What does this all mean to Black career women who don’t want to be traditional wives? “I prefer to be out on the field and leave it up to me, my kids will be in the kitchen at a young age learning how to make these meals with me. But I also don’t judge those who choose to walk that path. Do whatever works for your home. I think if fewer people looked at social media as a map to their lives, a lot more people would be better off,” says Pierre. Fair. It’s also true that many people may be projecting their insecurities on Nara Smith. Even though she’s become the poster mum for it, she doesn’t claim the “trad wife” life. Is it unfair that she gets so much criticism for her content? 
Still, the glamorisation of traditional roles on social media can feel like an erasure of the struggles and strides made by Black women, especially Black feminists, to carve out spaces for our autonomy and self-determination. “I do think young women yearning for the 1950s housewife aesthetic and glorifying the pre-feminist movement years is hella problematic,” says Newman-Bremang. “I, for one, don’t want to go back to the time when women were forced to be caregivers, housekeepers, and personal chefs all while their men kicked their feet up and watched TV after a ‘hard day’s work.’ It’s all about choice but I don’t want us to regress to a time when women were expected to be in the kitchen, all while looking glamorous and beautiful.”
Agreed. I am not a wife nor a mother. I don’t know whether I’ll ever experience these so-called traditional markers of womanhood. I hope I do. But they are not all that I could be. It’s because of intersectional feminism that has allowed the full expression of my identity as a Black woman, as L’Oréal Blackett. We have choice. But some voices in the trad movement suggest that my life will be unfulfilled if I don’t pursue their particular path. They say women like me, and many of you reading, have been duped into being trapped in the corporate machine! But I’m reminded that I don’t regret leaving relationships that didn’t work before they ruined me. I don’t regret not having a child I wasn’t yet ready for. I don’t regret rushing to tick a box because it’s what you’re supposed to do at my age. I don’t regret pursuing the life and career that feels right for me, and no one else should either.

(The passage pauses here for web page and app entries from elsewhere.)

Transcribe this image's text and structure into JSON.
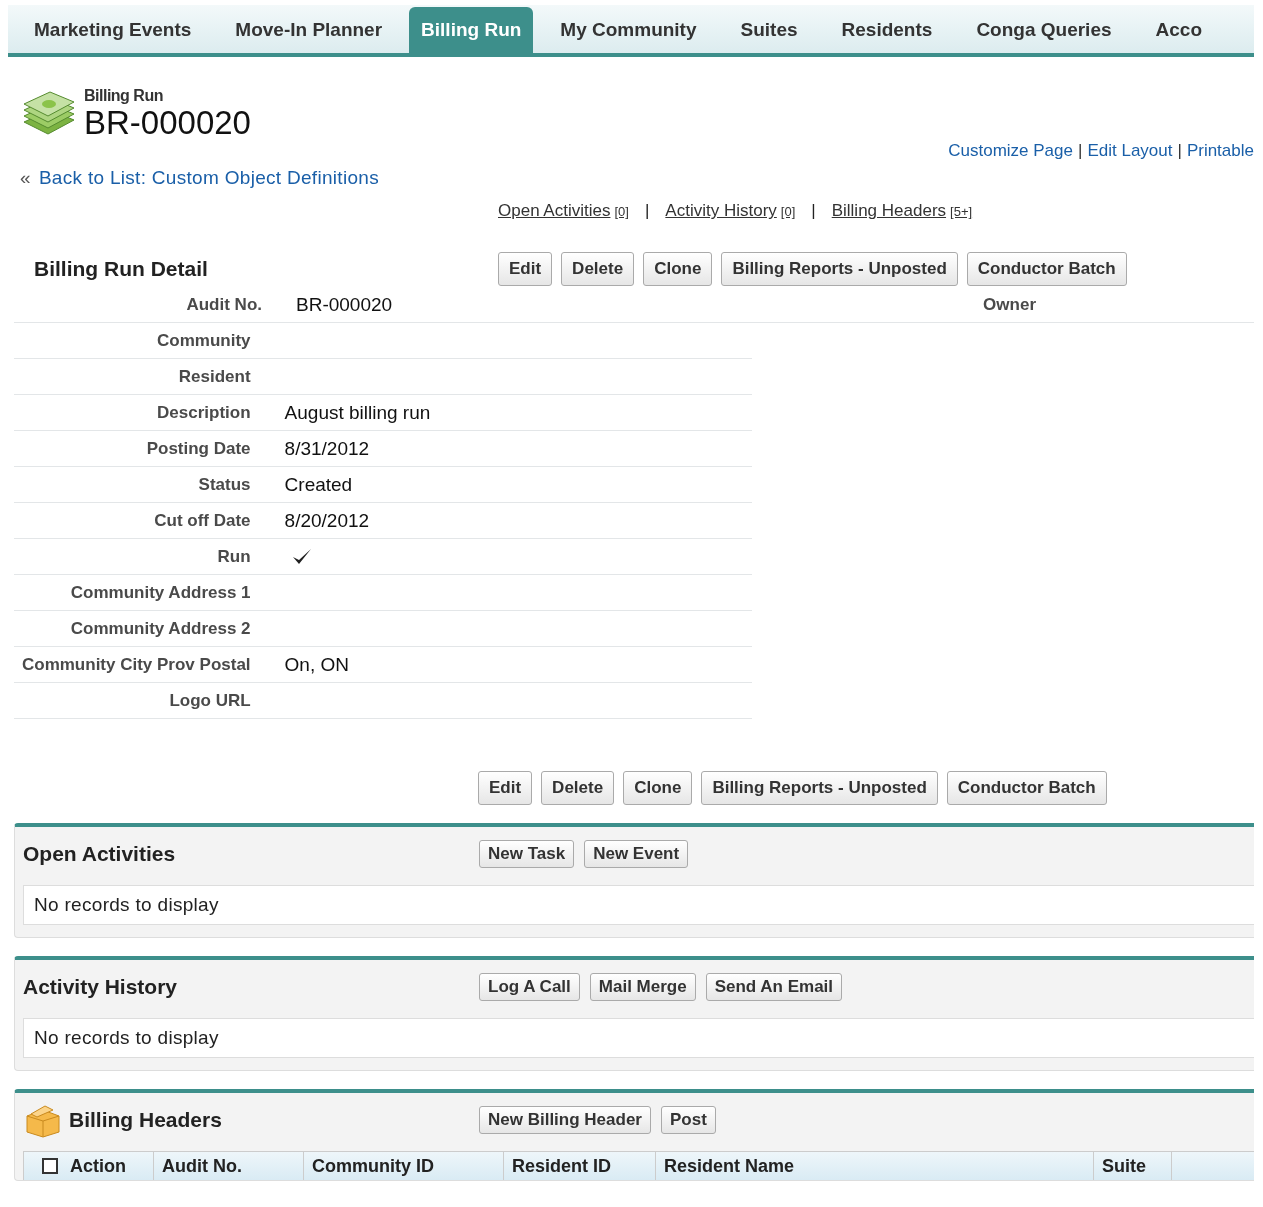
{
  "tabs": [
    {
      "label": "Marketing Events",
      "selected": false
    },
    {
      "label": "Move-In Planner",
      "selected": false
    },
    {
      "label": "Billing Run",
      "selected": true
    },
    {
      "label": "My Community",
      "selected": false
    },
    {
      "label": "Suites",
      "selected": false
    },
    {
      "label": "Residents",
      "selected": false
    },
    {
      "label": "Conga Queries",
      "selected": false
    },
    {
      "label": "Acco",
      "selected": false
    }
  ],
  "record": {
    "type_label": "Billing Run",
    "name": "BR-000020"
  },
  "top_links": [
    {
      "label": "Customize Page"
    },
    {
      "separator": "|",
      "label": "Edit Layout"
    },
    {
      "separator": "|",
      "label": "Printable"
    }
  ],
  "back_link": {
    "prefix": "«",
    "label": "Back to List: Custom Object Definitions"
  },
  "related_links": [
    {
      "label": "Open Activities",
      "count": "[0]"
    },
    {
      "separator": "|",
      "label": "Activity History",
      "count": "[0]"
    },
    {
      "separator": "|",
      "label": "Billing Headers",
      "count": "[5+]"
    }
  ],
  "detail": {
    "title": "Billing Run Detail",
    "buttons": [
      "Edit",
      "Delete",
      "Clone",
      "Billing Reports - Unposted",
      "Conductor Batch"
    ],
    "fields": [
      {
        "label": "Audit No.",
        "kind": "text",
        "value": "BR-000020"
      },
      {
        "label": "Community",
        "kind": "text"
      },
      {
        "label": "Resident",
        "kind": "text"
      },
      {
        "label": "Description",
        "kind": "text",
        "value": "August billing run"
      },
      {
        "label": "Posting Date",
        "kind": "text",
        "value": "8/31/2012"
      },
      {
        "label": "Status",
        "kind": "text",
        "value": "Created"
      },
      {
        "label": "Cut off Date",
        "kind": "text",
        "value": "8/20/2012"
      },
      {
        "label": "Run",
        "kind": "checkbox",
        "checked": true
      },
      {
        "label": "Community Address 1",
        "kind": "text"
      },
      {
        "label": "Community Address 2",
        "kind": "text"
      },
      {
        "label": "Community City Prov Postal",
        "kind": "text",
        "value": "On, ON"
      },
      {
        "label": "Logo URL",
        "kind": "text"
      }
    ],
    "right_fields": [
      {
        "label": "Owner"
      }
    ],
    "bottom_buttons": [
      "Edit",
      "Delete",
      "Clone",
      "Billing Reports - Unposted",
      "Conductor Batch"
    ]
  },
  "related_lists": [
    {
      "kind": "empty",
      "title": "Open Activities",
      "buttons": [
        "New Task",
        "New Event"
      ],
      "empty_text": "No records to display"
    },
    {
      "kind": "empty",
      "title": "Activity History",
      "buttons": [
        "Log A Call",
        "Mail Merge",
        "Send An Email"
      ],
      "empty_text": "No records to display"
    },
    {
      "kind": "table",
      "title": "Billing Headers",
      "buttons": [
        "New Billing Header",
        "Post"
      ],
      "select_all": {
        "checked": false
      },
      "columns": [
        "Action",
        "Audit No.",
        "Community ID",
        "Resident ID",
        "Resident Name",
        "Suite"
      ]
    }
  ]
}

And, it’s OK that I may never bake that bread. 
Want more? Get Refinery29 Australia’s best stories delivered to your inbox each week. Sign up here!

More from Living